The bottom of a wave, or a low spot between waves, is referred to as the trough, while the top of a wave is referred to as the crest. As waves elevate, the force of gravity pulls them back down, causing the crest of a new wave to form.
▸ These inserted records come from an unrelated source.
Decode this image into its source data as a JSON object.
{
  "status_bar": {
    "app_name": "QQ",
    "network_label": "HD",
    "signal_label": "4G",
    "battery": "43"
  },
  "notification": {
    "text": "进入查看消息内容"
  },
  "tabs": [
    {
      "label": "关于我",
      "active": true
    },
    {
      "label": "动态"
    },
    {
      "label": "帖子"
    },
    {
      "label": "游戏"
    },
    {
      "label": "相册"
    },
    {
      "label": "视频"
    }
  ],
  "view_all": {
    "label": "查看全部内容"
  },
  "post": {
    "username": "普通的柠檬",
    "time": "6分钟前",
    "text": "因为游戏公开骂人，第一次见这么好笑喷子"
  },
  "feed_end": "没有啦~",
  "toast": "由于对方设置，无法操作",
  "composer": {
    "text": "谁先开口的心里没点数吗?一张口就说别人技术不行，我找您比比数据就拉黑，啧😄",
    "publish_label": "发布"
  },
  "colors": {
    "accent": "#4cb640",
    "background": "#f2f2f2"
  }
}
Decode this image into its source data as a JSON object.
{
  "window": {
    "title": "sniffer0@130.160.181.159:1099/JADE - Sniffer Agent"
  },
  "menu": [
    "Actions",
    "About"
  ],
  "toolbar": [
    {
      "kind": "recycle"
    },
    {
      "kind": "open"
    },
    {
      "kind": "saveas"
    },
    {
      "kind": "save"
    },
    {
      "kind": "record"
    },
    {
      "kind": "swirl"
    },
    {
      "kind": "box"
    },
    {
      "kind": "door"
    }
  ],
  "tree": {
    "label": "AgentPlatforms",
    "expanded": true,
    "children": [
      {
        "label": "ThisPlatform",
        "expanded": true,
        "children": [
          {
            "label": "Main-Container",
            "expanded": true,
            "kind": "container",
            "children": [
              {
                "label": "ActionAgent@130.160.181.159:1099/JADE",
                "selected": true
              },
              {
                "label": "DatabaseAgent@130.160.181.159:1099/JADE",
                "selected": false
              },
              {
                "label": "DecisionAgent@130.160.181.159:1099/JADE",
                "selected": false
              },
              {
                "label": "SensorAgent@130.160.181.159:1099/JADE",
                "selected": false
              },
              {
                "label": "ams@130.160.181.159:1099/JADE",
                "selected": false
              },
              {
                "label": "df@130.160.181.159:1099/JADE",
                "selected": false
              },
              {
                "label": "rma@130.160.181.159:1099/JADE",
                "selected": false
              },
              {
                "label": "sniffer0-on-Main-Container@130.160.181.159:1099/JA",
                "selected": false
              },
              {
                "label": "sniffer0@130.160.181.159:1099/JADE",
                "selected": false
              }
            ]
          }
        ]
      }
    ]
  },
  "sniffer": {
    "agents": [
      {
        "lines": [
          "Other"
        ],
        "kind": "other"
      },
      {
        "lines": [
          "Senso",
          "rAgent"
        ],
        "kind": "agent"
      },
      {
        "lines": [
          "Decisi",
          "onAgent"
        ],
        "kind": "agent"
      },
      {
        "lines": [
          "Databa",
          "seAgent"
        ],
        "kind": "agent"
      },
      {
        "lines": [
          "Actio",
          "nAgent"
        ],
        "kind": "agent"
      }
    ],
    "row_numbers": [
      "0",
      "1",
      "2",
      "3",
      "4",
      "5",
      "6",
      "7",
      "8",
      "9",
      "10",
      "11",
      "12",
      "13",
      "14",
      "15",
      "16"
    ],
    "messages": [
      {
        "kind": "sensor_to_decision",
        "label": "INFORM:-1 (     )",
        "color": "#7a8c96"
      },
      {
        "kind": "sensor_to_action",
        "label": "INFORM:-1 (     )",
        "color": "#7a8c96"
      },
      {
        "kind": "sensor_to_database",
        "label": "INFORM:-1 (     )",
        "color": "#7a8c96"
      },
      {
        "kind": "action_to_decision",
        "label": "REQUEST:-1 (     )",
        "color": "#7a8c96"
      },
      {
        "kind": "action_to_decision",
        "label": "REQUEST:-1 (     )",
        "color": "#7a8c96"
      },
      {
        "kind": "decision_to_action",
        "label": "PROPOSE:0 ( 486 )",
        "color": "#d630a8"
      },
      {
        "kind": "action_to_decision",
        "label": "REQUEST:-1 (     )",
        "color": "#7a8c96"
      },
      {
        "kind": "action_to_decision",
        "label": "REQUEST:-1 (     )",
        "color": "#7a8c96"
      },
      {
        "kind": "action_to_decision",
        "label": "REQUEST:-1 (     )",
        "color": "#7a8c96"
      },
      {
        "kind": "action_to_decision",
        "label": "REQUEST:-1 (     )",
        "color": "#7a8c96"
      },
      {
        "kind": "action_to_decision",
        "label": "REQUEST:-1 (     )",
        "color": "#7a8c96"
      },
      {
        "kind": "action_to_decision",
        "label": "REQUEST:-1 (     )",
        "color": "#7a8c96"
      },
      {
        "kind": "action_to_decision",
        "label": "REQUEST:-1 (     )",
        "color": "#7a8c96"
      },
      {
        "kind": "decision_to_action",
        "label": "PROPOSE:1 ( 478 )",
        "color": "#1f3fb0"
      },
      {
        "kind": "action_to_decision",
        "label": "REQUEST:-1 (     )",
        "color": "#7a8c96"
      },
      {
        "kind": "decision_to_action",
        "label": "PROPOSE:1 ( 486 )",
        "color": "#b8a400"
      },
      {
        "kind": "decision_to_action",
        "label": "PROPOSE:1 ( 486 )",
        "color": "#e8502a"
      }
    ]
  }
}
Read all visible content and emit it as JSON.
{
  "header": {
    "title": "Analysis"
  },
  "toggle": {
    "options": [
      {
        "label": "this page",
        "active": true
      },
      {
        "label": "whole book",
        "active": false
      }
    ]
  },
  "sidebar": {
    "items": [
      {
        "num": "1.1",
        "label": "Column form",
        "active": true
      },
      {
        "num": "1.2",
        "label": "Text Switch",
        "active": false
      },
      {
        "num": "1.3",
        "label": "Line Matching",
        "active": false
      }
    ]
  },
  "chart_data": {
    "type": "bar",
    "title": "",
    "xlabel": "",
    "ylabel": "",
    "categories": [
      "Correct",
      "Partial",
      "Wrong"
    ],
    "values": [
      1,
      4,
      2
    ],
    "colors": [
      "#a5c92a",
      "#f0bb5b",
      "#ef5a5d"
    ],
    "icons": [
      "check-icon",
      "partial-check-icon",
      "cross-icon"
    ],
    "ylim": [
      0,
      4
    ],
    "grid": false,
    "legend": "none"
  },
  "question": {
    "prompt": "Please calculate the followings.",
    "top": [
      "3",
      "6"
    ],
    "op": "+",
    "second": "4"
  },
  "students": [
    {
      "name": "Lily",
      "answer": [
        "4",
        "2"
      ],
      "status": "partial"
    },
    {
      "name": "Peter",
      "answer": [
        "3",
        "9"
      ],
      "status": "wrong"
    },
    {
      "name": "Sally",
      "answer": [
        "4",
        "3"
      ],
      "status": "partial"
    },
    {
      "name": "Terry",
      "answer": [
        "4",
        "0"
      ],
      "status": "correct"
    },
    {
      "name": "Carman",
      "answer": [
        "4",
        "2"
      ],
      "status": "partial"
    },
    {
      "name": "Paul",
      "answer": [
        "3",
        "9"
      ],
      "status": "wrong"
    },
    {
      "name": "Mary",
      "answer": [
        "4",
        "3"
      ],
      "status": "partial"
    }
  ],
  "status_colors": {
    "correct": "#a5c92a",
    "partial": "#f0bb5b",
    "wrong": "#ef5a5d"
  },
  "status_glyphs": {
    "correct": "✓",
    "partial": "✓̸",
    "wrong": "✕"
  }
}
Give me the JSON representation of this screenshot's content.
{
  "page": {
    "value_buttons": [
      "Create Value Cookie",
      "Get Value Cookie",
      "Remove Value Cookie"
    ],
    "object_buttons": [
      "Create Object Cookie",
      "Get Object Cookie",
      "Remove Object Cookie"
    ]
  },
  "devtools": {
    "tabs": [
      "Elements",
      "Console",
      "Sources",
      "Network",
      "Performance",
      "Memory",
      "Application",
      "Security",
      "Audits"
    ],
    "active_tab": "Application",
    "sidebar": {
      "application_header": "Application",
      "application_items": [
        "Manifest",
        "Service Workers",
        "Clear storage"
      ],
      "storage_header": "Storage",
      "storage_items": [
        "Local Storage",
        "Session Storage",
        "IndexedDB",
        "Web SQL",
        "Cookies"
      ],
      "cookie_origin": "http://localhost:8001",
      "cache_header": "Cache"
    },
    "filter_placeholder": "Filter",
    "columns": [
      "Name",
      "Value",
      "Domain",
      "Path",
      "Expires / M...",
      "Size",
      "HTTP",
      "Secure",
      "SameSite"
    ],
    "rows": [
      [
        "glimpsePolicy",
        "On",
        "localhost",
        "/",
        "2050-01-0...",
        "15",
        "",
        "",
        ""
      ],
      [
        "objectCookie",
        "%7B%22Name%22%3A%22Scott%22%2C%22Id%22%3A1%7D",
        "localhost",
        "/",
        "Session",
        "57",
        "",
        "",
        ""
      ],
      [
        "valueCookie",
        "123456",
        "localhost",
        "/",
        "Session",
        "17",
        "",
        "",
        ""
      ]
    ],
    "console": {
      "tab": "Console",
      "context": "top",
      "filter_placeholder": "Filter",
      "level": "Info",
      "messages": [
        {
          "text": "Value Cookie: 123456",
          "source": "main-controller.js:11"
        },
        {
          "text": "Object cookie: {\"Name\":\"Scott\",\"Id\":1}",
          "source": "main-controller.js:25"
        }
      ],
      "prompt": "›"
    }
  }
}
Most waves are caused by steady winds or in storm centers. In a storm's center, waves of different sizes and lengths occur at once. As the waves travel outward from the center of the storm, they become more predictable because the longer wavelengths travel at a faster rate than the shorter wavelengths. Long wavelengths that are spaced out and predictable are referred to as swells.